If you’ve ever looked through the skin care section of your local drugstore, you’ve no doubt noticed that there are literally hundreds of products marketed towards people with acne. While some of this is certainly nothing more than pure marketing gimmicks, there are also some legitimate reasons to have different acne products available to consumers.
One of the most important reasons for different types of acne treatments is that there are several different skin types, all of which respond differently to certain forms of treatment.
A person’s skin can typically be grouped into 1 of 4 primary types: normal, dry, oily, and combination.
In this article we will look at some of the best acne treatment options for those of us out there who are struggling to find the right balance for our combination skin type.
To understand combination skin, we have to first understand what dry and oily skin are.

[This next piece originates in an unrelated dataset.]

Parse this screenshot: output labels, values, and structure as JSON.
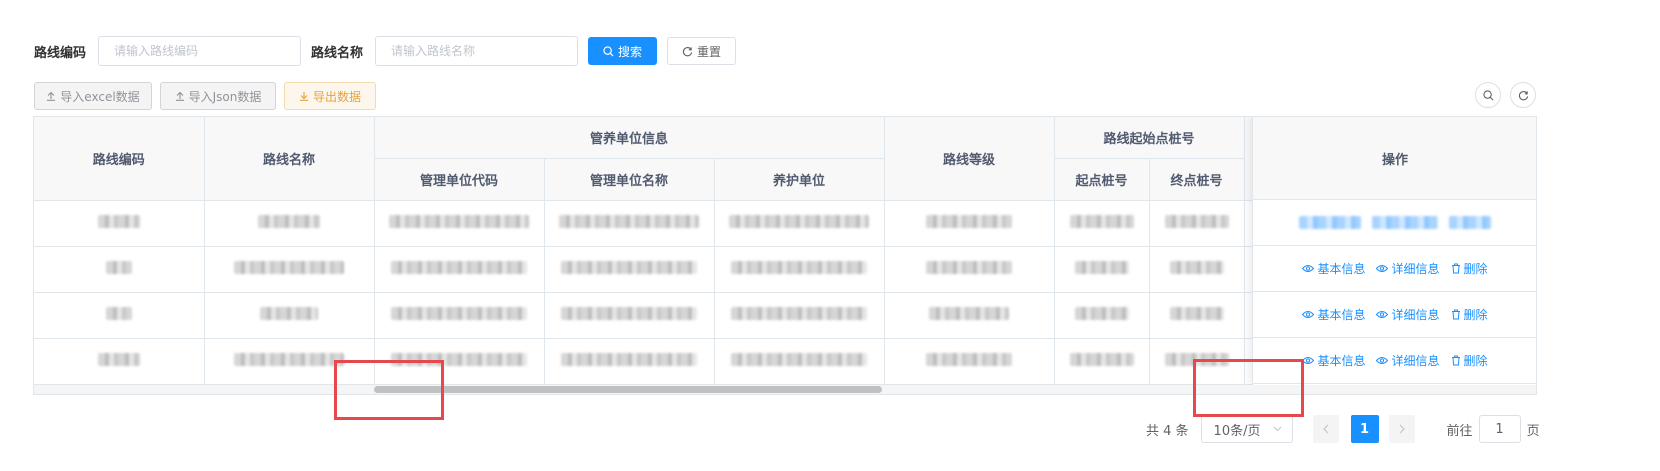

Skin which doesn’t produce enough natural oil is considered dry, and symptoms include tightness, flaking, and inflammation. This dryness can be very irritating, and that irritation can lead to acne breakouts.
Overproduction of skin oils, however, causes oily skin which appears shiny or “greasy” and this can make it easier for clogged pores to fill with sebum and turn into acne.
Combination skin, just as the name implies, is when a person experienced dryness on certain areas of the face (typically the cheeks) while other areas (such as the T-zone) are oily.
By far the most common cause of combination skin is genetics, and that’s unfortunate in a way because it means there isn’t a whole lot you can do to “fix” it, you simply have to find a way to deal with it. It is normal for the chin, nose, and forehead (T-zone) to have more active oil-producing glands than other areas of the face, such as the cheeks. However, in people with combination skin the difference between the areas of the face is drastic enough that it is both noticeable and affects the formation of acne.
Certain products, when used on the face, can simultaneously stimulate oil production in the t-zone while causes dryness on the cheeks.
When you’re working with combination skin, you will need to be using products which help to create a balance between the oil production on your t-zone and the dryness on your cheeks. There are really two ways you can do this, and they are very different from one another.
The first way to get combination skin under control is to work with your skin and use as few products as possible. What I mean when I say work with your skin is to only use facial products to subtly influence the oil production of certain parts of your face, and let things come into balance naturally. This might mean using different products on different parts of your face, or even no products on other parts.
If your t-zone is oily, you may want to consider not even washing that part of your face. I know that sounds crazy and counterproductive, but washing strips away the natural oils that your skin produces, and that causes your skin to produce even more oil to compensate.
If you are using a moisturizer (and you should be!), then you might want to think about not applying any to your t-zone, and just letting your skin naturally moisturize itself.
The other, drastically different method for dealing with combination is to take matters into your own hands and use products to control the amount of oil on your skin. This mean using a cleanser on the whole face to remove all oils, and moisturizing to try to keep your skin from producing as much oil for itself.
Here is a sample acne treatment that you can try if you have combination skin, but ultimately it’s important to realize that it’s probably going to take some trial-and-error before you figure out exactly what works best for you.
Start out by washing your face with an un-medicated gentle cleanser. Make sure that your cleanser does not contain any acne fighting ingredients such as salicylic acid or benzoyl peroxide. This doesn’t make sense to a lot of people with acne, but they don’t realize that your cleanser is actually not the most important part of your regimen when it comes to clearing acne. It’s actually the next step which gets rid of your acne; the purpose of the cleanser is simply to strip away whatever is on your skin and prepare it for an application of topical benzoyl peroxide.
After you’ve washed your face with your gentle cleanser, and allowed it 5-10 minutes to fully dry, it’s time for a topical application of 2.5% benzoyl peroxide.
It’s important that the benzoyl is 2.5%, rather than 10%. Studies have shown that 2.5% is just as effective at fighting acne, while causing less irritation to the skin.
Unfortunately most BP you will find in stores is 10%, but Neutrogena does offer a 2.5% benzoyl peroxide called “On-The-Spot” which can be found in most stores.
So how much do you apply? You should start with a small amount, maybe no more than a pea-sized amount for your entire face. At first benzoyl peroxide may be irritating to your skin, but if the start with a small amount and allow your skin to get used to it, you will eventually be able to increase the amount until you get to the point where it’s enough to keep your acne clear.
The final step is to moisturize your entire face with a non-comedogenic moisturizer.
A lot of people with oily or combination skin don’t want to do this, because they think it’s going to make their skin more oily and greasy. However it’s important to always moisturize because, as I’ve said earlier, if your skin is left too dry it will start to overproduce natural oils.